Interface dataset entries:
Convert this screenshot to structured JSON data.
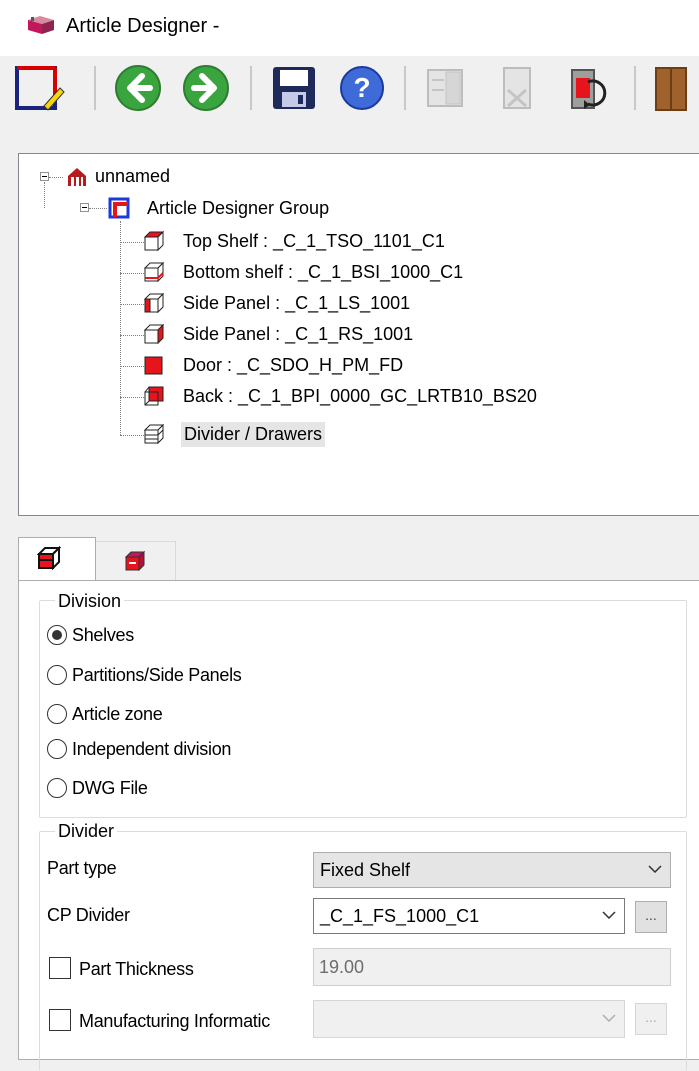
{
  "window": {
    "title": "Article Designer -"
  },
  "toolbar": {
    "buttons": [
      {
        "icon": "designer-frame-icon",
        "enabled": true
      },
      {
        "icon": "back-arrow-icon",
        "enabled": true
      },
      {
        "icon": "forward-arrow-icon",
        "enabled": true
      },
      {
        "icon": "save-icon",
        "enabled": true
      },
      {
        "icon": "help-icon",
        "enabled": true
      },
      {
        "icon": "cabinet-add-icon",
        "enabled": false
      },
      {
        "icon": "cabinet-remove-icon",
        "enabled": false
      },
      {
        "icon": "cabinet-rotate-icon",
        "enabled": true
      },
      {
        "icon": "wood-cabinet-icon",
        "enabled": true
      }
    ]
  },
  "tree": {
    "root": {
      "label": "unnamed",
      "icon": "article-root-icon"
    },
    "group": {
      "label": "Article Designer Group",
      "icon": "designer-group-icon"
    },
    "items": [
      {
        "label": "Top Shelf : _C_1_TSO_1101_C1",
        "icon": "top-shelf-icon"
      },
      {
        "label": "Bottom shelf : _C_1_BSI_1000_C1",
        "icon": "bottom-shelf-icon"
      },
      {
        "label": "Side Panel : _C_1_LS_1001",
        "icon": "left-side-panel-icon"
      },
      {
        "label": "Side Panel : _C_1_RS_1001",
        "icon": "right-side-panel-icon"
      },
      {
        "label": "Door : _C_SDO_H_PM_FD",
        "icon": "door-icon"
      },
      {
        "label": "Back : _C_1_BPI_0000_GC_LRTB10_BS20",
        "icon": "back-panel-icon"
      },
      {
        "label": "Divider / Drawers",
        "icon": "divider-drawers-icon"
      }
    ],
    "selected_index": 6
  },
  "tabs": [
    {
      "icon": "divider-tab-icon"
    },
    {
      "icon": "drawer-tab-icon"
    }
  ],
  "division": {
    "title": "Division",
    "options": [
      "Shelves",
      "Partitions/Side Panels",
      "Article zone",
      "Independent division",
      "DWG File"
    ],
    "selected": "Shelves"
  },
  "divider": {
    "title": "Divider",
    "part_type_label": "Part type",
    "part_type_value": "Fixed Shelf",
    "cp_divider_label": "CP Divider",
    "cp_divider_value": "_C_1_FS_1000_C1",
    "ellipsis_label": "...",
    "part_thickness_label": "Part Thickness",
    "part_thickness_value": "19.00",
    "manufacturing_label": "Manufacturing Informatic",
    "manufacturing_value": "",
    "manufacturing_ellipsis": "..."
  },
  "colors": {
    "selection": "#e5e5e5",
    "panel_red": "#e8141c",
    "border": "#828790"
  }
}
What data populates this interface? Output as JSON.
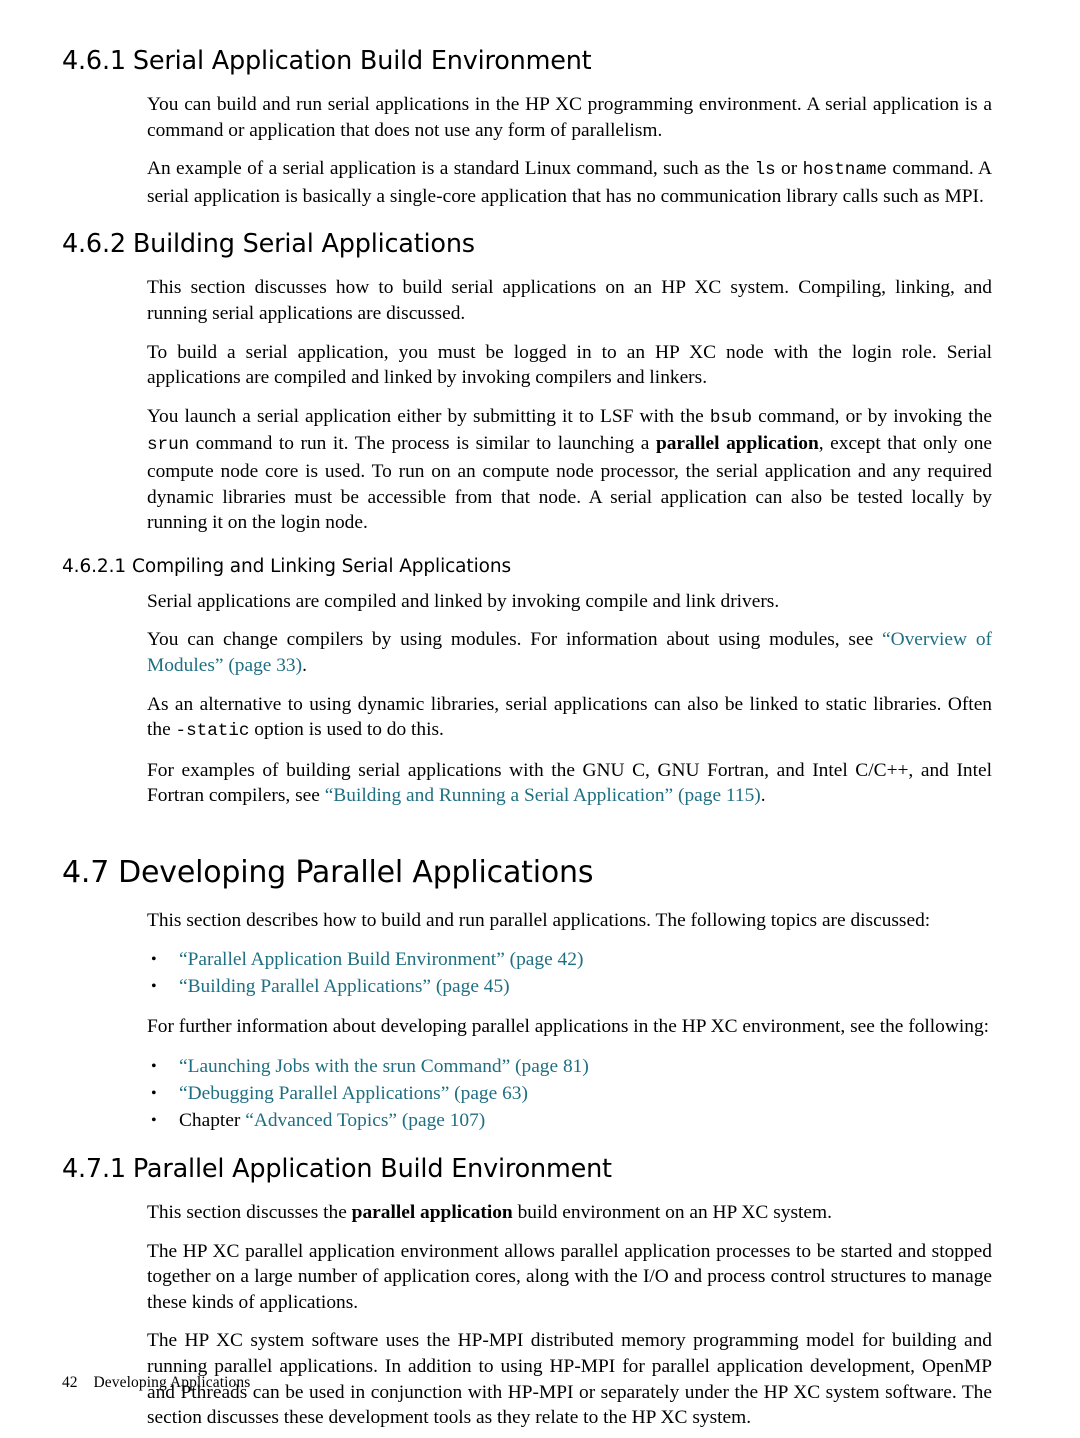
{
  "document": {
    "footer": {
      "page_number": "42",
      "title": "Developing Applications"
    }
  },
  "sections": [
    {
      "id": "4.6.1",
      "number": "4.6.1",
      "heading": "Serial Application Build Environment",
      "paragraphs": [
        "You can build and run serial applications in the HP XC programming environment. A serial application is a command or application that does not use any form of parallelism.",
        "An example of a serial application is a standard Linux command, such as the ls or hostname command. A serial application is basically a single-core application that has no communication library calls such as MPI."
      ]
    },
    {
      "id": "4.6.2",
      "number": "4.6.2",
      "heading": "Building Serial Applications",
      "paragraphs": [
        "This section discusses how to build serial applications on an HP XC system. Compiling, linking, and running serial applications are discussed.",
        "To build a serial application, you must be logged in to an HP XC node with the login role. Serial applications are compiled and linked by invoking compilers and linkers.",
        "You launch a serial application either by submitting it to LSF with the bsub command, or by invoking the srun command to run it. The process is similar to launching a parallel application, except that only one compute node core is used. To run on an compute node processor, the serial application and any required dynamic libraries must be accessible from that node. A serial application can also be tested locally by running it on the login node."
      ]
    },
    {
      "id": "4.6.2.1",
      "number": "4.6.2.1",
      "heading": "Compiling and Linking Serial Applications",
      "paragraphs": [
        "Serial applications are compiled and linked by invoking compile and link drivers.",
        "You can change compilers by using modules. For information about using modules, see “Overview of Modules” (page 33).",
        "As an alternative to using dynamic libraries, serial applications can also be linked to static libraries. Often the -static option is used to do this.",
        "For examples of building serial applications with the GNU C, GNU Fortran, and Intel C/C++, and Intel Fortran compilers, see “Building and Running a Serial Application” (page 115)."
      ]
    },
    {
      "id": "4.7",
      "number": "4.7",
      "heading": "Developing Parallel Applications",
      "paragraphs": [
        "This section describes how to build and run parallel applications. The following topics are discussed:",
        "For further information about developing parallel applications in the HP XC environment, see the following:"
      ],
      "bullets_1": [
        "“Parallel Application Build Environment” (page 42)",
        "“Building Parallel Applications” (page 45)"
      ],
      "bullets_2": [
        "“Launching Jobs with the srun Command” (page 81)",
        "“Debugging Parallel Applications” (page 63)",
        "Chapter “Advanced Topics” (page 107)"
      ]
    },
    {
      "id": "4.7.1",
      "number": "4.7.1",
      "heading": "Parallel Application Build Environment",
      "paragraphs": [
        "This section discusses the parallel application build environment on an HP XC system.",
        "The HP XC parallel application environment allows parallel application processes to be started and stopped together on a large number of application cores, along with the I/O and process control structures to manage these kinds of applications.",
        "The HP XC system software uses the HP-MPI distributed memory programming model for building and running parallel applications. In addition to using HP-MPI for parallel application development, OpenMP and Pthreads can be used in conjunction with HP-MPI or separately under the HP XC system software. The section discusses these development tools as they relate to the HP XC system."
      ]
    }
  ],
  "inline": {
    "ls": "ls",
    "hostname": "hostname",
    "bsub": "bsub",
    "srun": "srun",
    "static_option": "-static",
    "parallel_application": "parallel application",
    "xref_modules": "“Overview of Modules” (page 33)",
    "xref_serial_app": "“Building and Running a Serial Application” (page 115)"
  }
}
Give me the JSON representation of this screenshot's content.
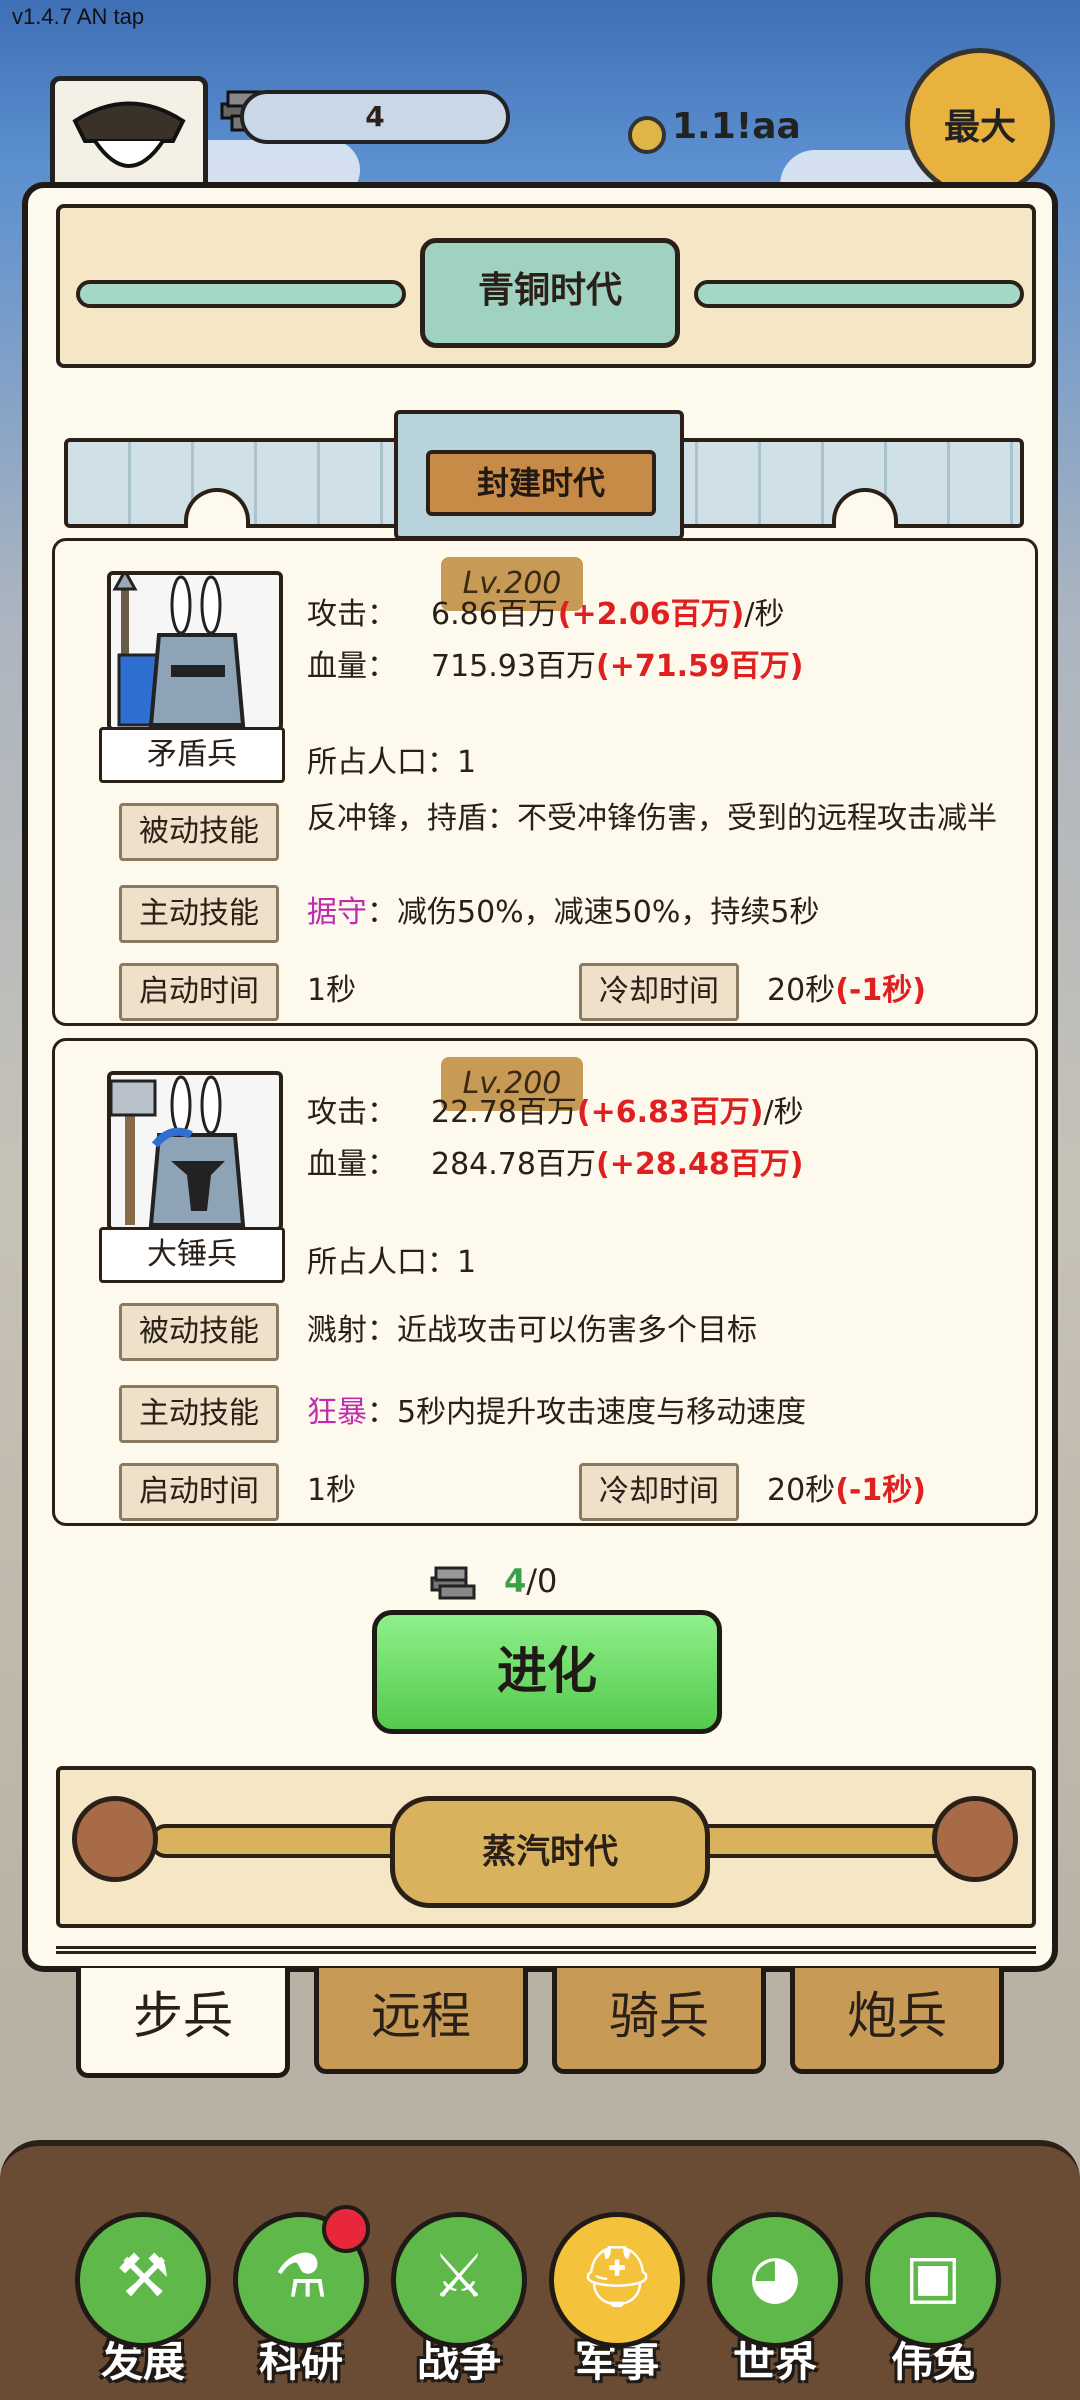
{
  "version": "v1.4.7 AN tap",
  "topbar": {
    "resource_count": "4",
    "coins": "1.1!aa",
    "max_label": "最大"
  },
  "era": {
    "current": "青铜时代",
    "section": "封建时代",
    "next": "蒸汽时代"
  },
  "units": [
    {
      "name": "矛盾兵",
      "level": "Lv.200",
      "attack_label": "攻击：",
      "attack_value": "6.86百万",
      "attack_bonus": "(+2.06百万)",
      "attack_suffix": "/秒",
      "hp_label": "血量：",
      "hp_value": "715.93百万",
      "hp_bonus": "(+71.59百万)",
      "population": "所占人口：1",
      "passive_label": "被动技能",
      "passive_text": "反冲锋，持盾：不受冲锋伤害，受到的远程攻击减半",
      "active_label": "主动技能",
      "active_name": "据守",
      "active_text": "：减伤50%，减速50%，持续5秒",
      "startup_label": "启动时间",
      "startup_value": "1秒",
      "cooldown_label": "冷却时间",
      "cooldown_value": "20秒",
      "cooldown_bonus": "(-1秒)"
    },
    {
      "name": "大锤兵",
      "level": "Lv.200",
      "attack_label": "攻击：",
      "attack_value": "22.78百万",
      "attack_bonus": "(+6.83百万)",
      "attack_suffix": "/秒",
      "hp_label": "血量：",
      "hp_value": "284.78百万",
      "hp_bonus": "(+28.48百万)",
      "population": "所占人口：1",
      "passive_label": "被动技能",
      "passive_text": "溅射：近战攻击可以伤害多个目标",
      "active_label": "主动技能",
      "active_name": "狂暴",
      "active_text": "：5秒内提升攻击速度与移动速度",
      "startup_label": "启动时间",
      "startup_value": "1秒",
      "cooldown_label": "冷却时间",
      "cooldown_value": "20秒",
      "cooldown_bonus": "(-1秒)"
    }
  ],
  "evolve": {
    "cost_have": "4",
    "cost_need": "/0",
    "button_label": "进化"
  },
  "tabs": [
    {
      "label": "步兵",
      "active": true
    },
    {
      "label": "远程",
      "active": false
    },
    {
      "label": "骑兵",
      "active": false
    },
    {
      "label": "炮兵",
      "active": false
    }
  ],
  "nav": [
    {
      "label": "发展",
      "icon": "hammer-icon"
    },
    {
      "label": "科研",
      "icon": "flask-icon",
      "badge": true
    },
    {
      "label": "战争",
      "icon": "crossed-swords-icon"
    },
    {
      "label": "军事",
      "icon": "helmet-icon",
      "active": true
    },
    {
      "label": "世界",
      "icon": "globe-icon"
    },
    {
      "label": "伟兔",
      "icon": "rabbit-card-icon"
    }
  ]
}
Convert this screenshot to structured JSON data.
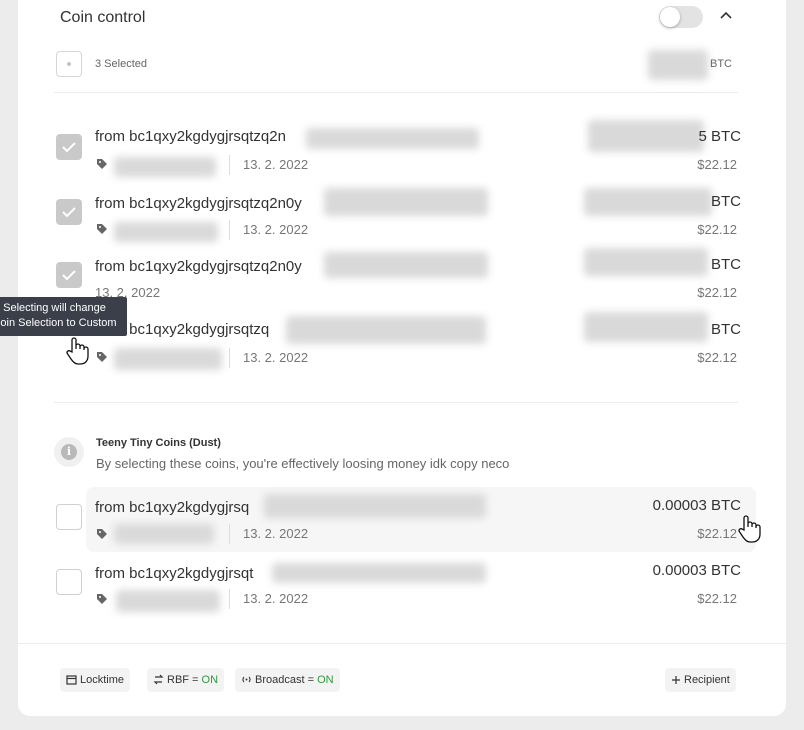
{
  "header": {
    "title": "Coin control"
  },
  "selection": {
    "count_label": "3 Selected",
    "sum_unit": "BTC"
  },
  "coins": [
    {
      "title": "from bc1qxy2kgdygjrsqtzq2n",
      "date": "13. 2. 2022",
      "btc_suffix": "5 BTC",
      "usd": "$22.12",
      "checked": true
    },
    {
      "title": "from bc1qxy2kgdygjrsqtzq2n0y",
      "date": "13. 2. 2022",
      "btc_suffix": "BTC",
      "usd": "$22.12",
      "checked": true
    },
    {
      "title": "from bc1qxy2kgdygjrsqtzq2n0y",
      "date": "13. 2. 2022",
      "btc_suffix": "BTC",
      "usd": "$22.12",
      "checked": true
    },
    {
      "title": "from bc1qxy2kgdygjrsqtzq",
      "date": "13. 2. 2022",
      "btc_suffix": "BTC",
      "usd": "$22.12",
      "checked": false
    }
  ],
  "tooltip": {
    "line1": "Selecting will change",
    "line2": "Coin Selection to Custom"
  },
  "dust": {
    "title": "Teeny Tiny Coins (Dust)",
    "description": "By selecting these coins, you're effectively loosing money idk copy neco",
    "info_icon": "i",
    "coins": [
      {
        "title": "from bc1qxy2kgdygjrsq",
        "date": "13. 2. 2022",
        "btc": "0.00003 BTC",
        "usd": "$22.12"
      },
      {
        "title": "from bc1qxy2kgdygjrsqt",
        "date": "13. 2. 2022",
        "btc": "0.00003 BTC",
        "usd": "$22.12"
      }
    ]
  },
  "footer": {
    "locktime": "Locktime",
    "rbf_label": "RBF = ",
    "rbf_value": "ON",
    "broadcast_label": "Broadcast = ",
    "broadcast_value": "ON",
    "recipient": "Recipient"
  },
  "icons": [
    "chevron-up-icon",
    "tag-icon",
    "check-icon",
    "info-icon",
    "calendar-icon",
    "swap-icon",
    "broadcast-icon",
    "plus-icon",
    "hand-cursor-icon"
  ],
  "colors": {
    "on": "#2e9a3a",
    "tooltip_bg": "#3b3f4a",
    "checked": "#c9c9c9"
  }
}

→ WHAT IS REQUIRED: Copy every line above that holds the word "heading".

→ RESULT OF THIS TASK:
      "heading": "Serial Application Build Environment",
      "heading": "Building Serial Applications",
      "heading": "Compiling and Linking Serial Applications",
      "heading": "Developing Parallel Applications",
      "heading": "Parallel Application Build Environment",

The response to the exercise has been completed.